When the first Insidious was released in 2011 it split audiences and critics alike. While many applauded its dedication and commitment to its crazy story – seeing it as brave and original – others saw it as just a little bit too barmy. I was on the side of the former – I found Insidious to be a highly effective, atmospheric horror film which embodied a ton of great aspects, earning its place in the hall of fame for great modern haunted house scare-fests. Insidious 2, on the other hand, was a step in the wrong direction. Trying to be smarter than necessary, it abandoned much of what was enjoyable in the first film and became lost in its own nonsensical story. Needless to say, hopes and expectations were exceedingly low for the third in the franchise, but I am pleased and relieved to say that Chapter 3 is quite brilliant. It’s a welcome return to the genuine frights and chills of the first film and is also a lot lighter on the wacky elements.
Insidious Chapter 3 takes place before the Lambert family’s haunting and tells the story of Quinn Brenner (Scott), a high school girl plagued by a terrifying supernatural entity who seeks help from the psychic Elsie (Shaye). In this chapter we are given an insight in to how Elsie came to reluctantly use her powers, despite being tormented by demons of her own. Both of these two central stories are grounded in feelings of grief, loneliness and loss; the hauntings become manifestations of the character’s yearning for the other side, the side where their missing loved ones lie.
Delving into Elsie's story was a great decision. Arguably one of the best characters in Insidious, she must have lot of ghostly stories to tell and it's thoroughly satisfying to get an insight in to her life. The terrors she feels and the heartbreak she has gone through are nicely weaved in to the story and work very well as a parallel to Quinn's story.

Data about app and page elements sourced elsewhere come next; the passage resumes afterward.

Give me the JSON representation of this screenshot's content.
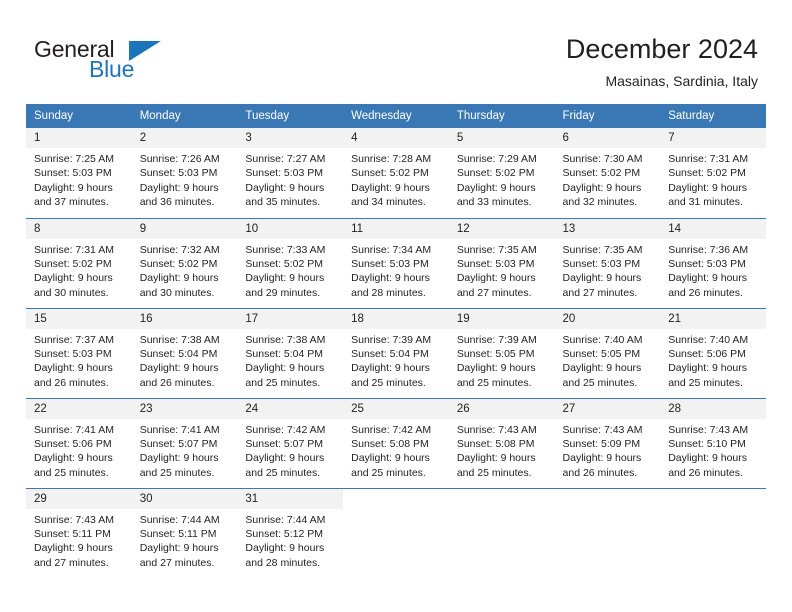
{
  "logo": {
    "word1": "General",
    "word2": "Blue",
    "triangle_color": "#1b75bb"
  },
  "header": {
    "title": "December 2024",
    "subtitle": "Masainas, Sardinia, Italy",
    "header_bg": "#3a78b5",
    "daynum_bg": "#f2f2f2"
  },
  "weekdays": [
    "Sunday",
    "Monday",
    "Tuesday",
    "Wednesday",
    "Thursday",
    "Friday",
    "Saturday"
  ],
  "labels": {
    "sunrise": "Sunrise:",
    "sunset": "Sunset:",
    "daylight": "Daylight:"
  },
  "weeks": [
    [
      {
        "day": "1",
        "sunrise": "Sunrise: 7:25 AM",
        "sunset": "Sunset: 5:03 PM",
        "daylight1": "Daylight: 9 hours",
        "daylight2": "and 37 minutes."
      },
      {
        "day": "2",
        "sunrise": "Sunrise: 7:26 AM",
        "sunset": "Sunset: 5:03 PM",
        "daylight1": "Daylight: 9 hours",
        "daylight2": "and 36 minutes."
      },
      {
        "day": "3",
        "sunrise": "Sunrise: 7:27 AM",
        "sunset": "Sunset: 5:03 PM",
        "daylight1": "Daylight: 9 hours",
        "daylight2": "and 35 minutes."
      },
      {
        "day": "4",
        "sunrise": "Sunrise: 7:28 AM",
        "sunset": "Sunset: 5:02 PM",
        "daylight1": "Daylight: 9 hours",
        "daylight2": "and 34 minutes."
      },
      {
        "day": "5",
        "sunrise": "Sunrise: 7:29 AM",
        "sunset": "Sunset: 5:02 PM",
        "daylight1": "Daylight: 9 hours",
        "daylight2": "and 33 minutes."
      },
      {
        "day": "6",
        "sunrise": "Sunrise: 7:30 AM",
        "sunset": "Sunset: 5:02 PM",
        "daylight1": "Daylight: 9 hours",
        "daylight2": "and 32 minutes."
      },
      {
        "day": "7",
        "sunrise": "Sunrise: 7:31 AM",
        "sunset": "Sunset: 5:02 PM",
        "daylight1": "Daylight: 9 hours",
        "daylight2": "and 31 minutes."
      }
    ],
    [
      {
        "day": "8",
        "sunrise": "Sunrise: 7:31 AM",
        "sunset": "Sunset: 5:02 PM",
        "daylight1": "Daylight: 9 hours",
        "daylight2": "and 30 minutes."
      },
      {
        "day": "9",
        "sunrise": "Sunrise: 7:32 AM",
        "sunset": "Sunset: 5:02 PM",
        "daylight1": "Daylight: 9 hours",
        "daylight2": "and 30 minutes."
      },
      {
        "day": "10",
        "sunrise": "Sunrise: 7:33 AM",
        "sunset": "Sunset: 5:02 PM",
        "daylight1": "Daylight: 9 hours",
        "daylight2": "and 29 minutes."
      },
      {
        "day": "11",
        "sunrise": "Sunrise: 7:34 AM",
        "sunset": "Sunset: 5:03 PM",
        "daylight1": "Daylight: 9 hours",
        "daylight2": "and 28 minutes."
      },
      {
        "day": "12",
        "sunrise": "Sunrise: 7:35 AM",
        "sunset": "Sunset: 5:03 PM",
        "daylight1": "Daylight: 9 hours",
        "daylight2": "and 27 minutes."
      },
      {
        "day": "13",
        "sunrise": "Sunrise: 7:35 AM",
        "sunset": "Sunset: 5:03 PM",
        "daylight1": "Daylight: 9 hours",
        "daylight2": "and 27 minutes."
      },
      {
        "day": "14",
        "sunrise": "Sunrise: 7:36 AM",
        "sunset": "Sunset: 5:03 PM",
        "daylight1": "Daylight: 9 hours",
        "daylight2": "and 26 minutes."
      }
    ],
    [
      {
        "day": "15",
        "sunrise": "Sunrise: 7:37 AM",
        "sunset": "Sunset: 5:03 PM",
        "daylight1": "Daylight: 9 hours",
        "daylight2": "and 26 minutes."
      },
      {
        "day": "16",
        "sunrise": "Sunrise: 7:38 AM",
        "sunset": "Sunset: 5:04 PM",
        "daylight1": "Daylight: 9 hours",
        "daylight2": "and 26 minutes."
      },
      {
        "day": "17",
        "sunrise": "Sunrise: 7:38 AM",
        "sunset": "Sunset: 5:04 PM",
        "daylight1": "Daylight: 9 hours",
        "daylight2": "and 25 minutes."
      },
      {
        "day": "18",
        "sunrise": "Sunrise: 7:39 AM",
        "sunset": "Sunset: 5:04 PM",
        "daylight1": "Daylight: 9 hours",
        "daylight2": "and 25 minutes."
      },
      {
        "day": "19",
        "sunrise": "Sunrise: 7:39 AM",
        "sunset": "Sunset: 5:05 PM",
        "daylight1": "Daylight: 9 hours",
        "daylight2": "and 25 minutes."
      },
      {
        "day": "20",
        "sunrise": "Sunrise: 7:40 AM",
        "sunset": "Sunset: 5:05 PM",
        "daylight1": "Daylight: 9 hours",
        "daylight2": "and 25 minutes."
      },
      {
        "day": "21",
        "sunrise": "Sunrise: 7:40 AM",
        "sunset": "Sunset: 5:06 PM",
        "daylight1": "Daylight: 9 hours",
        "daylight2": "and 25 minutes."
      }
    ],
    [
      {
        "day": "22",
        "sunrise": "Sunrise: 7:41 AM",
        "sunset": "Sunset: 5:06 PM",
        "daylight1": "Daylight: 9 hours",
        "daylight2": "and 25 minutes."
      },
      {
        "day": "23",
        "sunrise": "Sunrise: 7:41 AM",
        "sunset": "Sunset: 5:07 PM",
        "daylight1": "Daylight: 9 hours",
        "daylight2": "and 25 minutes."
      },
      {
        "day": "24",
        "sunrise": "Sunrise: 7:42 AM",
        "sunset": "Sunset: 5:07 PM",
        "daylight1": "Daylight: 9 hours",
        "daylight2": "and 25 minutes."
      },
      {
        "day": "25",
        "sunrise": "Sunrise: 7:42 AM",
        "sunset": "Sunset: 5:08 PM",
        "daylight1": "Daylight: 9 hours",
        "daylight2": "and 25 minutes."
      },
      {
        "day": "26",
        "sunrise": "Sunrise: 7:43 AM",
        "sunset": "Sunset: 5:08 PM",
        "daylight1": "Daylight: 9 hours",
        "daylight2": "and 25 minutes."
      },
      {
        "day": "27",
        "sunrise": "Sunrise: 7:43 AM",
        "sunset": "Sunset: 5:09 PM",
        "daylight1": "Daylight: 9 hours",
        "daylight2": "and 26 minutes."
      },
      {
        "day": "28",
        "sunrise": "Sunrise: 7:43 AM",
        "sunset": "Sunset: 5:10 PM",
        "daylight1": "Daylight: 9 hours",
        "daylight2": "and 26 minutes."
      }
    ],
    [
      {
        "day": "29",
        "sunrise": "Sunrise: 7:43 AM",
        "sunset": "Sunset: 5:11 PM",
        "daylight1": "Daylight: 9 hours",
        "daylight2": "and 27 minutes."
      },
      {
        "day": "30",
        "sunrise": "Sunrise: 7:44 AM",
        "sunset": "Sunset: 5:11 PM",
        "daylight1": "Daylight: 9 hours",
        "daylight2": "and 27 minutes."
      },
      {
        "day": "31",
        "sunrise": "Sunrise: 7:44 AM",
        "sunset": "Sunset: 5:12 PM",
        "daylight1": "Daylight: 9 hours",
        "daylight2": "and 28 minutes."
      },
      {
        "day": "",
        "sunrise": "",
        "sunset": "",
        "daylight1": "",
        "daylight2": ""
      },
      {
        "day": "",
        "sunrise": "",
        "sunset": "",
        "daylight1": "",
        "daylight2": ""
      },
      {
        "day": "",
        "sunrise": "",
        "sunset": "",
        "daylight1": "",
        "daylight2": ""
      },
      {
        "day": "",
        "sunrise": "",
        "sunset": "",
        "daylight1": "",
        "daylight2": ""
      }
    ]
  ]
}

Chapter 3 is successful as it tries to create a heartfelt feature that an audience can easily associate with. As a main character, Quinn is a smart girl whose intentions and actions are never less than understandable. She is a good horror heroine, a symbol of purity and goodness, someone who seeks the truth and is punished for doing so. Many horror films are rooted in similar ideas and follow characters who desperately try to make contact with their passed loved ones and Chapter 3 is an effective addition to this genre. The film manages to be equally as scary as it moving, with the haunted horrors working well as an intense background to the sorrowed stories that are at the forefront of the film. There are moments when Chapter 3 moves from being relentlessly frightening and genuinely chilling to poignant.
If we were to remove the supernatural elements of the film, it would be a heart-breaking story of a girl trying to kindle a relationship with her father. Familial relationships – particularly that of the father and son - were a key theme Insidious was concerned with. Here, we have an alteration which sees the father and daughter relationship explored, but also the mother-daughter. In a similar vein as Poltergeist (the original of course -sigh-) it is the mother who is the true key to restoring this family to normality.
The dread-ridden atmosphere conjured in Insidious returns with a bang, with the beautifully dark, stylised The Further delved in to once more. Technically and visually this is stunning to look at. The camera sweeps over the scenes with elegance and the Insidious red, harsh lighting and jarring music returns with a wonderfully transfixing, and genuinely chilling, quality. Just like the previous films it is a downright spooky place, filled with horrors that lurk within your nightmarish imagination. The film's obsession with sound to create tension and unease works perfectly, and there are many moments that will leave you on the edge of your seat. Some of the frights feel cheap and repetitive – we've seen similar scares in the previous instalments – but Chapter 3's ability to petrify can't really be denied. There are scenes of unbearable tension, which are made worse as Quinn can't run away – after being in a car accident she is restricted to a wheelchair. This restricts the film from presenting moments seen in stereotypical horror films; there's no running up the stairs or out the door for Quinn, she is literally at the mercy of her haunting – physically and emotionally. There is a total breakdown of the protagonist which is terrifying, which not only heightens the fear the audience will feel – but propels us in to the story and helps us feel even more for her character. It's an effective touch which delivers a lot of fantastically startling scenes, many that will haunt you past your waking hours.
All in all, I'm a massive fan of this third entry in to the Insidious franchise and I really hope we get to see more. However It's difficult to imagine Insidious without the Lambert family, but director Leigh Whannel does a marvellous job. It's an impressive debut that may not reach the heights of the first film, despite trying its damnedest, but it is a vast improvement on the second film. It's definitely not without problems and the film's element of surprise and unpredictability could be brought in to question. However, as the third in the series it does well to keep the spirit and quality of what made Insidious so enjoyable, but it is also able to stand on its own two feet with just enough freshness and individuality to give it its own identity. Insidious: Chapter 3 is a downright spooky, chilling and all-round entraining endeavour that should certainly please horror fans.